Work to complete: Every line below that holds the word "fullscreen" must be listed.

Data under study:
★ ★ ★

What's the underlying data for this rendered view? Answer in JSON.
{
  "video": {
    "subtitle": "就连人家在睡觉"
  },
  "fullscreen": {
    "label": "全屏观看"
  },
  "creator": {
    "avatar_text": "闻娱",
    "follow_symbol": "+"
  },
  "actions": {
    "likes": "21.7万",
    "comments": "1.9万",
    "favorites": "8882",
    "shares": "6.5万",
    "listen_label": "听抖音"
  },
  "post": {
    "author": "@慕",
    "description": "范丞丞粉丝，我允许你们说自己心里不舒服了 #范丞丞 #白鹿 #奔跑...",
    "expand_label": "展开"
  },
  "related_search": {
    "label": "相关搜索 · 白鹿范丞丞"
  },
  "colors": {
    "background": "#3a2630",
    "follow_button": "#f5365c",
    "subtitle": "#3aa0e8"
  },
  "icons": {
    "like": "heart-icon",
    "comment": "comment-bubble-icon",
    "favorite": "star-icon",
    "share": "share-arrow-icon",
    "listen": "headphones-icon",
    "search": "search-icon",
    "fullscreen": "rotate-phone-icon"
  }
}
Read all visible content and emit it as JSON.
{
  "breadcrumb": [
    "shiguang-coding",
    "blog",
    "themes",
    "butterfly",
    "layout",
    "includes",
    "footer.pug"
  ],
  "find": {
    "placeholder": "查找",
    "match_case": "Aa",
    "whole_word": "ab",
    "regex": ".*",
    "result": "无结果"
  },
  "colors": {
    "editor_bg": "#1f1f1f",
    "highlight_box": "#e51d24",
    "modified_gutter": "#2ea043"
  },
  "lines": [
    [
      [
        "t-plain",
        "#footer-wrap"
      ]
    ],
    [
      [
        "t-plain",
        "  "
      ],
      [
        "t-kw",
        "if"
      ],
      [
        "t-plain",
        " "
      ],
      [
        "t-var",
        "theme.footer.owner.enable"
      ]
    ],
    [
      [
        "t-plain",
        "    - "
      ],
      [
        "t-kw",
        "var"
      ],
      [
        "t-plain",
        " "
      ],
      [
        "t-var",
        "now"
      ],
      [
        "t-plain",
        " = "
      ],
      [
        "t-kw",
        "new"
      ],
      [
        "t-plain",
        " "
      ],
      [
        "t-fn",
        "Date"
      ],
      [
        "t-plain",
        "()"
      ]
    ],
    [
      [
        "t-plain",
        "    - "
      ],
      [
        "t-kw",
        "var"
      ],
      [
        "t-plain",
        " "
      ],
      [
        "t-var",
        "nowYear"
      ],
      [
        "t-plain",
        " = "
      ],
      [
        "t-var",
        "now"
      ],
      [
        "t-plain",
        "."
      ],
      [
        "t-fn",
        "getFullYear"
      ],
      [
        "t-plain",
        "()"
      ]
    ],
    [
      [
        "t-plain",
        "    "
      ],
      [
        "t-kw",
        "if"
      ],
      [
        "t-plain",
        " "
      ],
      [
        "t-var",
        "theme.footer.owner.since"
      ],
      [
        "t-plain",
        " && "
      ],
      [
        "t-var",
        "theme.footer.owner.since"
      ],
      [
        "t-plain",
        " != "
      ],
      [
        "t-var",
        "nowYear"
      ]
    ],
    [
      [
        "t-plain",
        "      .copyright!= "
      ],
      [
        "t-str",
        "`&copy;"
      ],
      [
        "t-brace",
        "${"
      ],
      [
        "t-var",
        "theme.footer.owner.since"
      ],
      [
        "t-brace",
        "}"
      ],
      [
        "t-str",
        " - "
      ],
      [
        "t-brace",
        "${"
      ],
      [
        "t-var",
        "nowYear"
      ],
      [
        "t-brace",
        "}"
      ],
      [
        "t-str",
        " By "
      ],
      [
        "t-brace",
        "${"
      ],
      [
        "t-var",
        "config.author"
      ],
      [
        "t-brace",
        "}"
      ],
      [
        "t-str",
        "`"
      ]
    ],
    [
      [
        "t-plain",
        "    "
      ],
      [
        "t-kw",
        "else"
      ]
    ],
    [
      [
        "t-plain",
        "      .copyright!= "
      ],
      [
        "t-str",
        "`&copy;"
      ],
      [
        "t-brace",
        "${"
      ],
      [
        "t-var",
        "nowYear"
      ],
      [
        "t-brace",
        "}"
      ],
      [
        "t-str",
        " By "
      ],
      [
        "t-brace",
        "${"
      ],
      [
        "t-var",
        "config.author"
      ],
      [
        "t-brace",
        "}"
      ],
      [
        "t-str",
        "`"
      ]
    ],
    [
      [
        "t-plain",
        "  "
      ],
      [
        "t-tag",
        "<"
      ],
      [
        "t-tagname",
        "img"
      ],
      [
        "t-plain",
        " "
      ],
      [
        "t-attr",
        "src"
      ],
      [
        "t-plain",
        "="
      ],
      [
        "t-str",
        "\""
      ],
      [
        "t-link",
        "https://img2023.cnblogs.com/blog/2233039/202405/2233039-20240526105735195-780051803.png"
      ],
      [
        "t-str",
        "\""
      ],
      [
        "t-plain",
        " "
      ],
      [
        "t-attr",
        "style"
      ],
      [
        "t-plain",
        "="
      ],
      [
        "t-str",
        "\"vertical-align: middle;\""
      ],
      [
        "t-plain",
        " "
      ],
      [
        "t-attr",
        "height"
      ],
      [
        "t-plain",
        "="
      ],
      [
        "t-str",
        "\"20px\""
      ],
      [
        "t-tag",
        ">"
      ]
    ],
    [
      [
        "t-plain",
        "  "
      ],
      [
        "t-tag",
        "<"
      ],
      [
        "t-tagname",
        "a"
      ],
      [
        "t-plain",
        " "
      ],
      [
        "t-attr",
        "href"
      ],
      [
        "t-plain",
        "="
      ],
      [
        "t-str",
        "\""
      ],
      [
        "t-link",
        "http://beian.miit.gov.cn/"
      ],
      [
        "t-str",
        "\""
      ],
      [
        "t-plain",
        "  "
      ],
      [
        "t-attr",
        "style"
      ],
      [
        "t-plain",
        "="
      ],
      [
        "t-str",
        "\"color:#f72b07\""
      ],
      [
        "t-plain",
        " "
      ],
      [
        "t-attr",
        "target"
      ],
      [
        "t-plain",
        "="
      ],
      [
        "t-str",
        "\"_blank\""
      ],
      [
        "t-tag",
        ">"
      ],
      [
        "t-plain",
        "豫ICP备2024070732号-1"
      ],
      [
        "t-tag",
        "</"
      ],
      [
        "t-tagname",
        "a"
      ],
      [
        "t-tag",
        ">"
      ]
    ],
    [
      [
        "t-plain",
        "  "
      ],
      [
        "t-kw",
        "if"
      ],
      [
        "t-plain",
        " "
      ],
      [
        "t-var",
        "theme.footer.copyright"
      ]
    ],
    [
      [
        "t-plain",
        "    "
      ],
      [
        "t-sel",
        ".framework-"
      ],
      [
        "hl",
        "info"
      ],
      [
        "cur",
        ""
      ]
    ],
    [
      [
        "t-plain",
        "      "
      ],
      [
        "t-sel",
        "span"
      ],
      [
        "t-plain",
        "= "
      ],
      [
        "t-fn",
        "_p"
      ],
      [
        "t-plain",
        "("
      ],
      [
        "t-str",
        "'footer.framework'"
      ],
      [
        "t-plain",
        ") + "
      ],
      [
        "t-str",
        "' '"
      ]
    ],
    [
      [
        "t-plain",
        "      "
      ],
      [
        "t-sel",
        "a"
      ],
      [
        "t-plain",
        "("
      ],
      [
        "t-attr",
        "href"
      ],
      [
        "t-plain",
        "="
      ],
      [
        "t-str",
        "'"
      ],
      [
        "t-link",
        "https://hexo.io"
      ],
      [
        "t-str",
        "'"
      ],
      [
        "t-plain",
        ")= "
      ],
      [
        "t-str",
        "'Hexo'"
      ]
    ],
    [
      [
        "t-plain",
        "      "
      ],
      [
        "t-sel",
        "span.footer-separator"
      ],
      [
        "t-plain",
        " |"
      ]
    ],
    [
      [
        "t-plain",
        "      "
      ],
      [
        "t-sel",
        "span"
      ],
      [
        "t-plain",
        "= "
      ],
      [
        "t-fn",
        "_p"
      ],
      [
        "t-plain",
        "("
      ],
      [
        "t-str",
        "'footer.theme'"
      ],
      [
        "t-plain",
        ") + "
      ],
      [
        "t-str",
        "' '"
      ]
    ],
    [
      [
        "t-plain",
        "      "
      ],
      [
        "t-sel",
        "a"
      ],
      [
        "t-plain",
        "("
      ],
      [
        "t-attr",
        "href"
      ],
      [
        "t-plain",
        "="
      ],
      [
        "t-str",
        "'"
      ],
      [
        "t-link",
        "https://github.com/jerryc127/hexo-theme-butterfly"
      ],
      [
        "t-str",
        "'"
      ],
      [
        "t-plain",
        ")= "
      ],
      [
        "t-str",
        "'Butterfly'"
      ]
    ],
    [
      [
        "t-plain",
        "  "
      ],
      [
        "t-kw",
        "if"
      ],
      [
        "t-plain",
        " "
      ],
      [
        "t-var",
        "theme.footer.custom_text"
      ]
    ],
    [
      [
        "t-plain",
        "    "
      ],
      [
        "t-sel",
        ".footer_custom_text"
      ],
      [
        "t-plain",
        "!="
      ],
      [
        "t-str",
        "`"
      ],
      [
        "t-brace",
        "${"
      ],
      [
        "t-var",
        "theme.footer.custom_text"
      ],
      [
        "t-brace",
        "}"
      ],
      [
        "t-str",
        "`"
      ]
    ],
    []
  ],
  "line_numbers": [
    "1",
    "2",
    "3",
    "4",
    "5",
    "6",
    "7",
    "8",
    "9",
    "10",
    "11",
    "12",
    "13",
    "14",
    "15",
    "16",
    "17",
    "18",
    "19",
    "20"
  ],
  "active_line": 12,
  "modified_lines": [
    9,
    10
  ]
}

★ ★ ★

Your solution:
  "fullscreen": {
    "fullscreen": "rotate-phone-icon"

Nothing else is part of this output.